Much like the game of chess, collaborating with another maker is full of risk, not knowing until the very end how things will turn out. Gambles with the ceramic process alone involve fragility, timing, shrinkage, and surviving the test of fire (in this case, 3x!) with no guarantee of success or financial compensation. Rising to the challenge and questioning my own sanity at times, I created the pieces for this custom chess set with my friend and woodworker, Steve Hall, learning much about compromise and alignment of visions from our separate studios, trusting one another to find commonality in the end result.
Within the game of chess, I recognize that there is an unspoken universal language among players from cultures around the world, with regard to identity and hierarchy of chessmen on the board, along with various strategies within a match. For this reason I intentionally kept my character designs as classic-ly identifiable as possible.
Working in a more sculptural capacity than my familiar wheel thrown forms, I was challenged to create the game pieces, from an idea to a 2D sketch to their current 3D forms. Learning how to maintain consistency, symmetry and balance within 32- 3D forms certainly took some trial and error. I threw most parts ‘off the hump’ on the potters’ wheel, utilizing a series of self-designed sledge profiles cut into expired PMA membership and Gas Buddy cards. The knight, for many, has been classic-ly considered the most challenging piece of the set to create. For my own, I designed a simple profile and made a drop press-mold of opposing horse profiles and clam-shelled them together, then attached to a thrown base. As it turns out, in my own case, the most challenging piece wasn’t the knight, it was the woodworker! A great reminder that what may appear simple is usually the result of much deliberation and editing to deceptively appear that way.
While creating the chessmen, I too considered how the pieces interact with each other, their profiles in their home squares on the board needed to align, in my mind, where one waxed the nearby piece should wane.
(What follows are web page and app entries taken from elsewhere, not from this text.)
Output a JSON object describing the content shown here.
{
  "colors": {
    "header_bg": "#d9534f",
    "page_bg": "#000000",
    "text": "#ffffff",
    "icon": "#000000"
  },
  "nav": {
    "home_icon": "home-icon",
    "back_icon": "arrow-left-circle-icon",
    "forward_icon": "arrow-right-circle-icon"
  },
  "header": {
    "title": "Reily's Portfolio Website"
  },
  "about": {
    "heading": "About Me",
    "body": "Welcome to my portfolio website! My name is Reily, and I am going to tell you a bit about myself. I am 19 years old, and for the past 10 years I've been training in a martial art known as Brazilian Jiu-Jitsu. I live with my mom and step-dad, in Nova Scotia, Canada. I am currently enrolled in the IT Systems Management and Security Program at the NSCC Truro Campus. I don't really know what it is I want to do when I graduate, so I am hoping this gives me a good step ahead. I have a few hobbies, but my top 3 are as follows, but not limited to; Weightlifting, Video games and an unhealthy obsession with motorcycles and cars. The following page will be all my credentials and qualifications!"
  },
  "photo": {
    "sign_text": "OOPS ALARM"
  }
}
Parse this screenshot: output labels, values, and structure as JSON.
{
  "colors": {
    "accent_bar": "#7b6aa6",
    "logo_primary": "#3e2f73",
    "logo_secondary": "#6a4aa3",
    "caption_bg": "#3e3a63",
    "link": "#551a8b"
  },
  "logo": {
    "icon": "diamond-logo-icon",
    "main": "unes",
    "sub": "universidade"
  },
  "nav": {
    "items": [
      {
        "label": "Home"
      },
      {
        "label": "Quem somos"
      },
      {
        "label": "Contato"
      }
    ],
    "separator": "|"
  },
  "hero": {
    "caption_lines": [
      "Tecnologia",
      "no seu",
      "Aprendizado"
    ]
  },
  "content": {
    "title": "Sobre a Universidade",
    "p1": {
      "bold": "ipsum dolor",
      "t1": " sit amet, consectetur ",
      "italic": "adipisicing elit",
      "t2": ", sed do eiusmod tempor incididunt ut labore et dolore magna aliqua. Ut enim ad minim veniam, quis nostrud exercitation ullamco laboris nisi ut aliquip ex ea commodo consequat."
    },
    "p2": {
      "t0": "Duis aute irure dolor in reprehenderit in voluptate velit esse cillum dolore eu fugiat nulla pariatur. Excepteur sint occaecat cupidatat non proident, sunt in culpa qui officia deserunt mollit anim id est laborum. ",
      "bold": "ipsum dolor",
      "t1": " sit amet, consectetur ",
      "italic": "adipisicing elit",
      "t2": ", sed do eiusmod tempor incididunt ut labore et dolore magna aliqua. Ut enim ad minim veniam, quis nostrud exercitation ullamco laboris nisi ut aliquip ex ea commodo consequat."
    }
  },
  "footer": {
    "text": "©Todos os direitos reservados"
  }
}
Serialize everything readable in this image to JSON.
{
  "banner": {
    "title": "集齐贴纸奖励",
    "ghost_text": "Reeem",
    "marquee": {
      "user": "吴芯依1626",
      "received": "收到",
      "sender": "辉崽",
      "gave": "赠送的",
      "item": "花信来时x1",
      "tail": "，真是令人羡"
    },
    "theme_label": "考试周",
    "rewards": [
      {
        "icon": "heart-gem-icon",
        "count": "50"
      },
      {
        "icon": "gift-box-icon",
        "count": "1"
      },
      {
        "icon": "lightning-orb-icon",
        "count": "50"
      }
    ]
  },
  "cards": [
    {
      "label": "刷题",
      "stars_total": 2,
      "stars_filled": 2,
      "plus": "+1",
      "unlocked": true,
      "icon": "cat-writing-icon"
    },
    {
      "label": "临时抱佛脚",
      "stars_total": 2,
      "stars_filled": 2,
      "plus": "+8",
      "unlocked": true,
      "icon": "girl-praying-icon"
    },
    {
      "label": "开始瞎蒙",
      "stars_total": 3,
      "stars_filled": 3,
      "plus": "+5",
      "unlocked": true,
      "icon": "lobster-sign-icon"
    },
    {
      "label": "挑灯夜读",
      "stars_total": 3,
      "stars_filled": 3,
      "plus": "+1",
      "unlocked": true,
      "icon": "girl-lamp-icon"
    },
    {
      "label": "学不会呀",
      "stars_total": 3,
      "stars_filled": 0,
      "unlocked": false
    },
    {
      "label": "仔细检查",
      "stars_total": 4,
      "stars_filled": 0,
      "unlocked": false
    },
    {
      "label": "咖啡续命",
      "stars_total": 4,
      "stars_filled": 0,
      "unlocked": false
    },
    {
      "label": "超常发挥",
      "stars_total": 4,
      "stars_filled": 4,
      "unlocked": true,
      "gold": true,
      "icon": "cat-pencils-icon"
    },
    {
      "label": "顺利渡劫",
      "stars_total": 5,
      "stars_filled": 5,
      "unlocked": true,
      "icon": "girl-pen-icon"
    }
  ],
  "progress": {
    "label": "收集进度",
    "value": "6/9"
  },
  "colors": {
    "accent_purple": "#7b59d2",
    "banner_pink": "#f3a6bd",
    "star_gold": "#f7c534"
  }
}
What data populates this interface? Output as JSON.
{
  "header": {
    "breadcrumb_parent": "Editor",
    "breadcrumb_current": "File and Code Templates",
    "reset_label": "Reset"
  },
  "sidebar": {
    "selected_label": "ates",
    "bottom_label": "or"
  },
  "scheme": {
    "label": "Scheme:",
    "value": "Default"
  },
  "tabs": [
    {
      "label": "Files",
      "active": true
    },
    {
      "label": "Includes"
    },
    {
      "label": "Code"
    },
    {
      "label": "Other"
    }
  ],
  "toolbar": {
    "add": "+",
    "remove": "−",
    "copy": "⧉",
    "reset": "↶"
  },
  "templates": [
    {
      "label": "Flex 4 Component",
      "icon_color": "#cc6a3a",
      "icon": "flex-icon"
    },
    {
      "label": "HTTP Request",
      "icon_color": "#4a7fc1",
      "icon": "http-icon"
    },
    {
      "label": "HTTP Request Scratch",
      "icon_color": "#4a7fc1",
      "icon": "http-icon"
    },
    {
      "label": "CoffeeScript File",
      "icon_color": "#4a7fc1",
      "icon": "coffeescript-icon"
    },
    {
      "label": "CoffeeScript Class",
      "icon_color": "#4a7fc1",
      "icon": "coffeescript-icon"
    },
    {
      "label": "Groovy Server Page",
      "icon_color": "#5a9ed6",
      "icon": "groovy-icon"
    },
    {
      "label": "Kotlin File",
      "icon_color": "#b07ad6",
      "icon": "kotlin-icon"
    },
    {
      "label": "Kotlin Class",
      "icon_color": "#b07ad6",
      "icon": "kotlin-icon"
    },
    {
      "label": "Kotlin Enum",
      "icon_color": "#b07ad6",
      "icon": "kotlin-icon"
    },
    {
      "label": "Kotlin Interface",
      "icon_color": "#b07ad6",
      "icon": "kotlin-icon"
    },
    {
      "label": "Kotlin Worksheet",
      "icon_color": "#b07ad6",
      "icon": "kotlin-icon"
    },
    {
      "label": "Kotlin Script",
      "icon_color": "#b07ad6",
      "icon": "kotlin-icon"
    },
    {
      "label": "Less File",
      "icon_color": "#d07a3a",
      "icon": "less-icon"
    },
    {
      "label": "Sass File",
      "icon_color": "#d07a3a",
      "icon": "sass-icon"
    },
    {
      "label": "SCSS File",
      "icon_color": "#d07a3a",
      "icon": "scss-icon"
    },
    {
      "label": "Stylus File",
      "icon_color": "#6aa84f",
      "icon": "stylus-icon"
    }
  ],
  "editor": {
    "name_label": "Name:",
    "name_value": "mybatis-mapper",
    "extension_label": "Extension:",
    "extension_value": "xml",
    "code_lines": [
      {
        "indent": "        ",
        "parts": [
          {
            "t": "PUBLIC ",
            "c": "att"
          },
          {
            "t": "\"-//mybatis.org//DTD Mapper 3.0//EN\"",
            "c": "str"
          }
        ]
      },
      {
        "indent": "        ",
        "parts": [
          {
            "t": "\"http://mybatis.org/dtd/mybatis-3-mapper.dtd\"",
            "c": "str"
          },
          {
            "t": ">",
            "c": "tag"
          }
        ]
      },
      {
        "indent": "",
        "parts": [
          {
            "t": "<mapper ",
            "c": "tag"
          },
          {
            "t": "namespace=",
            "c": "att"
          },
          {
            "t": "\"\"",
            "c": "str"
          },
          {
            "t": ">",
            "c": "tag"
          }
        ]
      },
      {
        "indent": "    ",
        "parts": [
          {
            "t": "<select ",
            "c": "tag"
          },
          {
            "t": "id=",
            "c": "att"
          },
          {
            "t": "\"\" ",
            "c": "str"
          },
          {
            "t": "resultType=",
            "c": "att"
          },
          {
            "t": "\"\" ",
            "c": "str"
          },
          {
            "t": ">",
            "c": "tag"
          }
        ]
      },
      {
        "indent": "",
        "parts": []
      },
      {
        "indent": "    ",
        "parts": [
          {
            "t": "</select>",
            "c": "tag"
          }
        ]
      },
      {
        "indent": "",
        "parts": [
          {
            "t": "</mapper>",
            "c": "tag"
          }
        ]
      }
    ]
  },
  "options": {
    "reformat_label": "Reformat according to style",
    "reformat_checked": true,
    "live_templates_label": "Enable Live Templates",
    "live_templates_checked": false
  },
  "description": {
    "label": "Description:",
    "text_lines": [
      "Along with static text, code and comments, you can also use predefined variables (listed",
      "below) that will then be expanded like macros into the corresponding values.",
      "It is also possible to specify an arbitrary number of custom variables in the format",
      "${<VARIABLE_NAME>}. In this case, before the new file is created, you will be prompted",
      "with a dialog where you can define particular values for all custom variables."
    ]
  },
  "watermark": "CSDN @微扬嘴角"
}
The cycle of play and the artistic process both involve great strategies of the mind. Check!